Cerebral palsy is a neurological condition caused by a brain injury or abnormal development of the brain that affects motor function, muscle control, and coordination. It is a lifelong condition that can also impact speech, vision, hearing, and cognitive abilities. Cerebral palsy affects approximately 17 million people worldwide, making it one of the most prevalent childhood disabilities.
Causes of Cerebral Palsy
Although the exact cause of cerebral palsy is unknown, research has identified several factors that increase the risk of developing the condition. These include:
- Brain damage during prenatal or perinatal stages
- Infections during pregnancy
- Lack of oxygen during delivery
- Traumatic brain injury after birth
- Genetic abnormalities
- Premature birth or low birth weight
Symptoms of Cerebral Palsy
The symptoms of cerebral palsy can vary widely depending on the type and severity of the condition. Some common symptoms include:
- Difficulty controlling movements
- Muscle stiffness or rigidity
- Tremors or involuntary movements
- delayed speech or difficulty speaking
- Abnormal posture or gait
- Difficulty swallowing
Diagnosis of Cerebral Palsy
Cerebral palsy is usually diagnosed in early childhood by a team of healthcare professionals, including a pediatrician, neurologist, and physical therapist. The diagnosis typically involves a physical examination, medical history review, imaging tests, and developmental assessments.
Treatment Options for Cerebral Palsy
Although there is no cure for cerebral palsy, various treatment options can help control symptoms, improve function, and enhance quality of life. The treatment plan usually involves a multidisciplinary team of specialists, which may include pediatricians, neurologists, physical therapists, occupational therapists, speech therapists, and social workers.
Some common treatment options for cerebral palsy include:
- Physical therapy to improve muscle strength, coordination, and balance
- Occupational therapy to improve daily living skills, fine motor function, and sensory processing
- Speech therapy to improve communication skills and swallow function

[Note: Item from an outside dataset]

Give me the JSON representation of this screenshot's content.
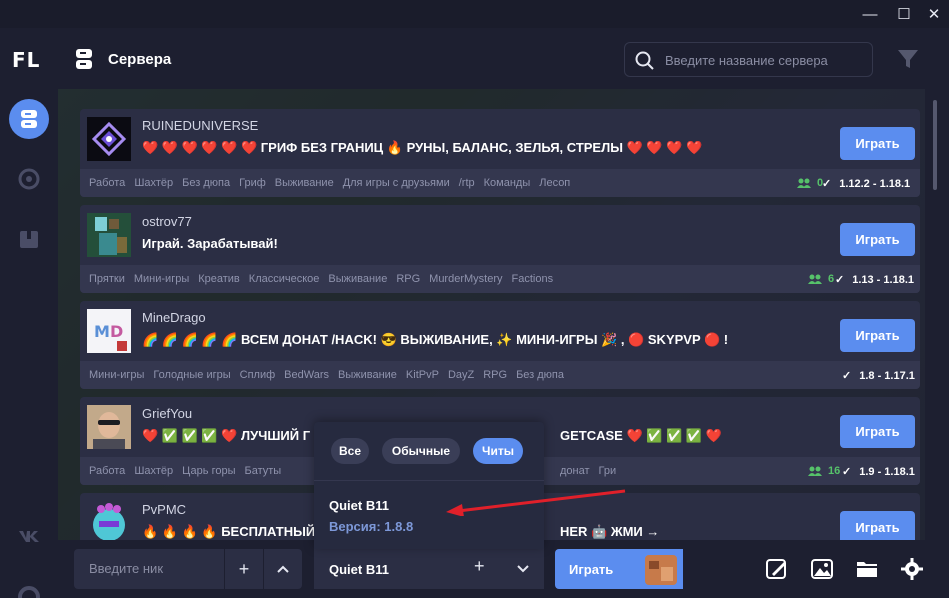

- Assistive devices such as braces, crutches, or wheelchairs to enhance mobility
- Medications to control spasticity, seizures, or other symptoms
- Surgery to correct joint contractures or muscle spasticity
Advances in Technology and Therapies
Several technological advancements in recent years hold promise for improving outcomes for individuals with cerebral palsy. Some of these include:
- Robotic devices and exoskeletons to assist with walking and mobility
- Virtual and augmented reality tools to improve motor function and cognitive abilities
- Deep brain stimulation to control muscle spasticity
- Stem cell therapy to regenerate injured brain tissue
- Gene therapy to target genetic abnormalities
- Cerebral palsy is a neurological condition that affects motor function, muscle control, and coordination
- Common causes of cerebral palsy include brain damage during pregnancy, delivery complications, and genetic abnormalities
- Symptoms of cerebral palsy can include muscle stiffness, difficulty controlling movements, and speech delays
- Treatment options usually involve a multidisciplinary team of specialists, including physical therapists, occupational therapists, and speech therapists
- Advances in technology and therapies offer hope for improving outcomes and enhancing quality of life for individuals with cerebral palsy.
Can cerebral palsy be cured?
No, there is currently no cure for cerebral palsy. However, various treatment options can help control symptoms, improve function, and enhance quality of life.
What is the life expectancy for someone with cerebral palsy?
The life expectancy for individuals with cerebral palsy varies depending on the severity of the condition and presence of other underlying health conditions. With proper management and treatment, many individuals with cerebral palsy can live long, fulfilling lives.
Is cerebral palsy hereditary?
Cerebral palsy is not typically considered a hereditary condition. However, certain underlying genetic factors may increase the risk of developing cerebral palsy.